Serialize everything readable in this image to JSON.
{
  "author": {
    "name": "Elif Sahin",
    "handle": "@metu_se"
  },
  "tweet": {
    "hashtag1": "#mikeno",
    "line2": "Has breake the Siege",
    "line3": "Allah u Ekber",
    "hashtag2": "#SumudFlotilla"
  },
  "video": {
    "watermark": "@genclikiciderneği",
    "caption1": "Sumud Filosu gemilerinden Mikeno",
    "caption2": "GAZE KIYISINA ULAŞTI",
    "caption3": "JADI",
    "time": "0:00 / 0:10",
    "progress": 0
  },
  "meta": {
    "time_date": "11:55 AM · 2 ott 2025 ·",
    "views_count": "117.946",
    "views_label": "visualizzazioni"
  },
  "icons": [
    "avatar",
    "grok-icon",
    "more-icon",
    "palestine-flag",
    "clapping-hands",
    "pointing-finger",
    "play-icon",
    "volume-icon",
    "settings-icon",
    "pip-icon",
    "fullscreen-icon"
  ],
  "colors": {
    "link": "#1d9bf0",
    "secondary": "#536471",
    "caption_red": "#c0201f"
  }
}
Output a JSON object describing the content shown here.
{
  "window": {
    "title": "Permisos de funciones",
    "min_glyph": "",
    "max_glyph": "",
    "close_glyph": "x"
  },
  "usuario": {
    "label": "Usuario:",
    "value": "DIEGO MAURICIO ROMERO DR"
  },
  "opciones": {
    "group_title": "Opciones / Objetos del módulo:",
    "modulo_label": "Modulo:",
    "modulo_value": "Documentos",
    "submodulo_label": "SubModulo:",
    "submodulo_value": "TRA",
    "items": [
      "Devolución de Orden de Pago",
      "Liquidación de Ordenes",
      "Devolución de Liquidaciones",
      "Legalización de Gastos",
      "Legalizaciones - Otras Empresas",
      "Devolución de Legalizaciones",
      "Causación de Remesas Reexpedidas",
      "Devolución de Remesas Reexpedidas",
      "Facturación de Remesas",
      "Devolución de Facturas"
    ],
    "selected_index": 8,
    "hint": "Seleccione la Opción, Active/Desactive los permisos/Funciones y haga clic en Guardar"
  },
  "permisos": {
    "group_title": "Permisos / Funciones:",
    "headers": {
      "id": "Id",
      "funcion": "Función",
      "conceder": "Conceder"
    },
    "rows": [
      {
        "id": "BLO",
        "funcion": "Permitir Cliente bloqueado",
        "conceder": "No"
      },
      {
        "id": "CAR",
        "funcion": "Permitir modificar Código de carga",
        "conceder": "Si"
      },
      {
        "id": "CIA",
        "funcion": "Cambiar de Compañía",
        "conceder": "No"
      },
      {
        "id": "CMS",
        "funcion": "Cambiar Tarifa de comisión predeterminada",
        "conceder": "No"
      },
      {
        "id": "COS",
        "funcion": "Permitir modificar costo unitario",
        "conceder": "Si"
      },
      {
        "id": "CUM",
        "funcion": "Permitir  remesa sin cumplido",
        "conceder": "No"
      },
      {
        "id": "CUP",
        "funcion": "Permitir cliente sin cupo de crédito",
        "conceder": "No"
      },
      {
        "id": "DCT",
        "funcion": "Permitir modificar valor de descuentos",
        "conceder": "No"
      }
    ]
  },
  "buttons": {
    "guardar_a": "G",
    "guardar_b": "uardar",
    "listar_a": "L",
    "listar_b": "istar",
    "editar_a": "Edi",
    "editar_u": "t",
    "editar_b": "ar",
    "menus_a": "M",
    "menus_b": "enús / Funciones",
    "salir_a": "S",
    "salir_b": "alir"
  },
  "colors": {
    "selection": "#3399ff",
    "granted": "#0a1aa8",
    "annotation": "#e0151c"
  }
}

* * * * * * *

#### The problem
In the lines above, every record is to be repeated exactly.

#### Answer to this problem
Serialize everything readable in this image to JSON.
{
  "author": {
    "name": "Elif Sahin",
    "handle": "@metu_se"
  },
  "tweet": {
    "hashtag1": "#mikeno",
    "line2": "Has breake the Siege",
    "line3": "Allah u Ekber",
    "hashtag2": "#SumudFlotilla"
  },
  "video": {
    "watermark": "@genclikiciderneği",
    "caption1": "Sumud Filosu gemilerinden Mikeno",
    "caption2": "GAZE KIYISINA ULAŞTI",
    "caption3": "JADI",
    "time": "0:00 / 0:10",
    "progress": 0
  },
  "meta": {
    "time_date": "11:55 AM · 2 ott 2025 ·",
    "views_count": "117.946",
    "views_label": "visualizzazioni"
  },
  "icons": [
    "avatar",
    "grok-icon",
    "more-icon",
    "palestine-flag",
    "clapping-hands",
    "pointing-finger",
    "play-icon",
    "volume-icon",
    "settings-icon",
    "pip-icon",
    "fullscreen-icon"
  ],
  "colors": {
    "link": "#1d9bf0",
    "secondary": "#536471",
    "caption_red": "#c0201f"
  }
}
Output a JSON object describing the content shown here.
{
  "window": {
    "title": "Permisos de funciones",
    "min_glyph": "",
    "max_glyph": "",
    "close_glyph": "x"
  },
  "usuario": {
    "label": "Usuario:",
    "value": "DIEGO MAURICIO ROMERO DR"
  },
  "opciones": {
    "group_title": "Opciones / Objetos del módulo:",
    "modulo_label": "Modulo:",
    "modulo_value": "Documentos",
    "submodulo_label": "SubModulo:",
    "submodulo_value": "TRA",
    "items": [
      "Devolución de Orden de Pago",
      "Liquidación de Ordenes",
      "Devolución de Liquidaciones",
      "Legalización de Gastos",
      "Legalizaciones - Otras Empresas",
      "Devolución de Legalizaciones",
      "Causación de Remesas Reexpedidas",
      "Devolución de Remesas Reexpedidas",
      "Facturación de Remesas",
      "Devolución de Facturas"
    ],
    "selected_index": 8,
    "hint": "Seleccione la Opción, Active/Desactive los permisos/Funciones y haga clic en Guardar"
  },
  "permisos": {
    "group_title": "Permisos / Funciones:",
    "headers": {
      "id": "Id",
      "funcion": "Función",
      "conceder": "Conceder"
    },
    "rows": [
      {
        "id": "BLO",
        "funcion": "Permitir Cliente bloqueado",
        "conceder": "No"
      },
      {
        "id": "CAR",
        "funcion": "Permitir modificar Código de carga",
        "conceder": "Si"
      },
      {
        "id": "CIA",
        "funcion": "Cambiar de Compañía",
        "conceder": "No"
      },
      {
        "id": "CMS",
        "funcion": "Cambiar Tarifa de comisión predeterminada",
        "conceder": "No"
      },
      {
        "id": "COS",
        "funcion": "Permitir modificar costo unitario",
        "conceder": "Si"
      },
      {
        "id": "CUM",
        "funcion": "Permitir  remesa sin cumplido",
        "conceder": "No"
      },
      {
        "id": "CUP",
        "funcion": "Permitir cliente sin cupo de crédito",
        "conceder": "No"
      },
      {
        "id": "DCT",
        "funcion": "Permitir modificar valor de descuentos",
        "conceder": "No"
      }
    ]
  },
  "buttons": {
    "guardar_a": "G",
    "guardar_b": "uardar",
    "listar_a": "L",
    "listar_b": "istar",
    "editar_a": "Edi",
    "editar_u": "t",
    "editar_b": "ar",
    "menus_a": "M",
    "menus_b": "enús / Funciones",
    "salir_a": "S",
    "salir_b": "alir"
  },
  "colors": {
    "selection": "#3399ff",
    "granted": "#0a1aa8",
    "annotation": "#e0151c"
  }
}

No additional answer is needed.